Without my medal on my mind: counterfactual thinking and other determinants of athlete emotions
How achievement makes people feel depends upon counterfactual thoughts about what could have been. One body of evidence for this comes from studies of observer ratings of Olympians' happiness, which suggests that category-based counterfactual thoughts affect the perceived happiness of Olympians. Silver medallists are less happy than bronze medallists, arguably because silver medallists think about how they could have won gold, and bronze medallists feel lucky to be on the podium at all. We contribute to this literature by showing that the effect of category-based counterfactual thoughts on Olympians' happiness depends on the margin by which athletes secured their medal. Although gold and bronze medallists appeared happier the better they performed, silver medallists were less happy when they were closer to winning gold. This suggests silver medallists feel disappointed relative to gold medallists but that bronzes do not feel particularly fortunate relative to non-medal winners. Teams were rated as happier than individual athletes and Olympians happier than Paralympians. Observers' ethnic and gender similarity to athletes negatively influence happiness ratings; whilst observers' self-reported happiness has a negligible effect on ratings. We integrate these findings with prior literature on counterfactual thinking and the determinants of happiness, and suggest avenues for future research.

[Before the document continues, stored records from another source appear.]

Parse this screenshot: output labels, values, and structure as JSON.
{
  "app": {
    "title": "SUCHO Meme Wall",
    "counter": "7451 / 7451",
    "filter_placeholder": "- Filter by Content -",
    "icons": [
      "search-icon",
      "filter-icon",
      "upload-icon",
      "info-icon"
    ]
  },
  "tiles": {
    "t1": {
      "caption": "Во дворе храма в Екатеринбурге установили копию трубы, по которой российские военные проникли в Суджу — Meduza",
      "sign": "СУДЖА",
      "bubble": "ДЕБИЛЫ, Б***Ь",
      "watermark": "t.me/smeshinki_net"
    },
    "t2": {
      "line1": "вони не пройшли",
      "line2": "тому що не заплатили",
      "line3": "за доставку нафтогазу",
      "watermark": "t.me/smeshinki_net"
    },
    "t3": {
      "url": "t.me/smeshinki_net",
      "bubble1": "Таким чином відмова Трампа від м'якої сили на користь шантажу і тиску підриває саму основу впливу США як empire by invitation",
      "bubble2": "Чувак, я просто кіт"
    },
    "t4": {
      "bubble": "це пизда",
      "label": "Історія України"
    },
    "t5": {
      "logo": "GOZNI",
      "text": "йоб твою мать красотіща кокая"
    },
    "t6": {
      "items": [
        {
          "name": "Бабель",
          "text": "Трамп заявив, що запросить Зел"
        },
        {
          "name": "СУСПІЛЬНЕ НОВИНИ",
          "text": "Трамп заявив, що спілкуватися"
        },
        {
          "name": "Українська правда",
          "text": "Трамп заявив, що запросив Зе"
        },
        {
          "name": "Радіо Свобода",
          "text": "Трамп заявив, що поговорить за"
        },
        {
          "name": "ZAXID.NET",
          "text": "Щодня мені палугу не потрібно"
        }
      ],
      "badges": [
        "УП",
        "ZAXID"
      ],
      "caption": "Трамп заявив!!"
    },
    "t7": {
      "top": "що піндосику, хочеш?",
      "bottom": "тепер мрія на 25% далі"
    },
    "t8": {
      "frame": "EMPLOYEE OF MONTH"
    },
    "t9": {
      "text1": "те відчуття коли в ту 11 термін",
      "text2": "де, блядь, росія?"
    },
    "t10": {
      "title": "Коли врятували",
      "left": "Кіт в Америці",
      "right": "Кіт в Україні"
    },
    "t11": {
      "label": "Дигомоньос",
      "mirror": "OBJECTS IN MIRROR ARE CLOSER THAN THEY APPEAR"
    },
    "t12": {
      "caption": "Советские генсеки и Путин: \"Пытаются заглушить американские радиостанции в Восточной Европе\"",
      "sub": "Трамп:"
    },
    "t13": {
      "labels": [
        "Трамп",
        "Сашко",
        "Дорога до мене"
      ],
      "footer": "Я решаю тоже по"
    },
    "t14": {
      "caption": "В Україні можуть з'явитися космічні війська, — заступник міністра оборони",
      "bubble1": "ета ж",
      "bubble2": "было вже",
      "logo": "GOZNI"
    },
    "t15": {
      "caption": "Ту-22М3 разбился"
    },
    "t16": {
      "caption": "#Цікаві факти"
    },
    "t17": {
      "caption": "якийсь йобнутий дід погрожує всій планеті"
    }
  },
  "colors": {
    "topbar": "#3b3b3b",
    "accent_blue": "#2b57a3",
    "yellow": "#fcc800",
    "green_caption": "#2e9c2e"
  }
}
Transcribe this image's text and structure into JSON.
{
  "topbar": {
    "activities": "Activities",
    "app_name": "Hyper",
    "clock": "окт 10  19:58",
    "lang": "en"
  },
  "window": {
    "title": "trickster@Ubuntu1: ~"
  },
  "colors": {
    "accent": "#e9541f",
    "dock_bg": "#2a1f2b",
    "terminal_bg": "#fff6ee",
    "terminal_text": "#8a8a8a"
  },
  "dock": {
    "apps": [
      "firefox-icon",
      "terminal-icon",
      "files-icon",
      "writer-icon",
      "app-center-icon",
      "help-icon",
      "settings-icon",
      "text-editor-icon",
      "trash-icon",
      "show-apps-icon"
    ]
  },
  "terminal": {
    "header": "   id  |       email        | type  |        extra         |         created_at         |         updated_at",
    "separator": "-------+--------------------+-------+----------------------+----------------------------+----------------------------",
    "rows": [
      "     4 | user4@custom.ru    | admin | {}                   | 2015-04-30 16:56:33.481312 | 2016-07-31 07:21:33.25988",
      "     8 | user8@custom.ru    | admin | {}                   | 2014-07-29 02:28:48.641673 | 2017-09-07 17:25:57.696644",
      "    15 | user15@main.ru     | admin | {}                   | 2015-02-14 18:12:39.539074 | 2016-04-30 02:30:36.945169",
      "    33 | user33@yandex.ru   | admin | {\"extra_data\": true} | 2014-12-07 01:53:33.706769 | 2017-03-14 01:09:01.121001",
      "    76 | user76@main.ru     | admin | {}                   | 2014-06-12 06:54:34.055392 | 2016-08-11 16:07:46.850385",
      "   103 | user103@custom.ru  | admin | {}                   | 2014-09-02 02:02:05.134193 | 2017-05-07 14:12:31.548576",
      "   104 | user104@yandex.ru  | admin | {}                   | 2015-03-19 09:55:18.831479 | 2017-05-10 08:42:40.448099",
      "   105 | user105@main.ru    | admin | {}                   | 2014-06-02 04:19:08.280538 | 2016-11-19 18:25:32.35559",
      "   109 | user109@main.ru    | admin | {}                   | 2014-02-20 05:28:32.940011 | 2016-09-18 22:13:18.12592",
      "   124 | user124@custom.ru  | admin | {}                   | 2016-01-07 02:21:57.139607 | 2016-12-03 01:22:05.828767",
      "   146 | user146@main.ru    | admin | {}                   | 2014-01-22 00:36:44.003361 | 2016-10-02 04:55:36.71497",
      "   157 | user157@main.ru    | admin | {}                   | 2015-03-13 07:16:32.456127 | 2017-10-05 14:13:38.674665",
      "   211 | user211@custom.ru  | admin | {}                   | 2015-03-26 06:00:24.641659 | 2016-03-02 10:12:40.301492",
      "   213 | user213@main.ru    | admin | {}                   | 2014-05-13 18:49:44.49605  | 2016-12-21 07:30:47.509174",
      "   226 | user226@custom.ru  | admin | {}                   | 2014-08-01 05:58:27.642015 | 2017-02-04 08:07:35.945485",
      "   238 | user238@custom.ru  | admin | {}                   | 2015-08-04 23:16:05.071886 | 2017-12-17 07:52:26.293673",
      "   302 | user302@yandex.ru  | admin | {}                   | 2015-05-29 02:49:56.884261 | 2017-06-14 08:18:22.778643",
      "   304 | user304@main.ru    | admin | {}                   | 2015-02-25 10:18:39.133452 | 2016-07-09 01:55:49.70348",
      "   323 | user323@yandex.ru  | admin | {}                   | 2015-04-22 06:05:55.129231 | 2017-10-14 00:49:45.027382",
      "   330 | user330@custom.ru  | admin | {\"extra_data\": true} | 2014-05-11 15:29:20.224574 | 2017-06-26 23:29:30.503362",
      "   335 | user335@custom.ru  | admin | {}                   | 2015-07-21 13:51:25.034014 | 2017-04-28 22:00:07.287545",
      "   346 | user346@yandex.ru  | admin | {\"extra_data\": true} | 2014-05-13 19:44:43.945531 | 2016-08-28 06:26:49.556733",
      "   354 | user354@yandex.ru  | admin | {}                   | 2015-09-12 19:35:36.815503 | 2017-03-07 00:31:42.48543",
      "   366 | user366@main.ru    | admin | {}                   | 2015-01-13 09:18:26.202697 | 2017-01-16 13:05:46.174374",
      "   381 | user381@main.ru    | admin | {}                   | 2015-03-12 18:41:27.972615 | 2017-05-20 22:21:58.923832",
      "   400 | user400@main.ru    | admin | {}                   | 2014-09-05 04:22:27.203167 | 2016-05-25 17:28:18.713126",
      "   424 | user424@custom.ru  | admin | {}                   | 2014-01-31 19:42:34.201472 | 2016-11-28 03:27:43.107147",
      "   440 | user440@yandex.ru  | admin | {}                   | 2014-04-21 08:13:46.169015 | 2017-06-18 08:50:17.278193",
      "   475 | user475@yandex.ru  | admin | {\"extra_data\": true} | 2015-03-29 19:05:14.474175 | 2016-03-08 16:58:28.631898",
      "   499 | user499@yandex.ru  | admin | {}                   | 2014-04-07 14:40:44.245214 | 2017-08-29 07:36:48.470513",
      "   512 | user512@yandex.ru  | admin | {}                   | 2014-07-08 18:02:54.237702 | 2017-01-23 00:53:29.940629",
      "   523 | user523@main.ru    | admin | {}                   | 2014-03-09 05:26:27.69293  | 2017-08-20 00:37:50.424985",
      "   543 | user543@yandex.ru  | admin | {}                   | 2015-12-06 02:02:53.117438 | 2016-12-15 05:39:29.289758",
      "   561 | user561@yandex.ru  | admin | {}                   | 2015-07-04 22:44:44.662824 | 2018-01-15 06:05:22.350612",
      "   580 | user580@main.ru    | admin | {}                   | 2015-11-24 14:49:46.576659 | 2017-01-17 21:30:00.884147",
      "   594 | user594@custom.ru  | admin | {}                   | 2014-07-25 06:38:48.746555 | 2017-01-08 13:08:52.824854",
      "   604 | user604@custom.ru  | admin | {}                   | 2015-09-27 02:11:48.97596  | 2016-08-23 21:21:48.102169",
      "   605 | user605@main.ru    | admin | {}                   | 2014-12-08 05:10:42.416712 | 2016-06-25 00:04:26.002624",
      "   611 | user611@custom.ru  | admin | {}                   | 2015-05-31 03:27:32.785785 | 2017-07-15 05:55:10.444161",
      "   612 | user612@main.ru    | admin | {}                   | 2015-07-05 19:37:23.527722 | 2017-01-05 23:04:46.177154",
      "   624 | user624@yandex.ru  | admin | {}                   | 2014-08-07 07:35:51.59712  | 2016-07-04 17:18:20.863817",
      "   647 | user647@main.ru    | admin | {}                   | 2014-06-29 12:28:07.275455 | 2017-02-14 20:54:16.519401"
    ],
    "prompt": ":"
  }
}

21 June 2016 Paper Number CEPDP1436
This CEP discussion paper is published under the centre's Community Wellbeing programme.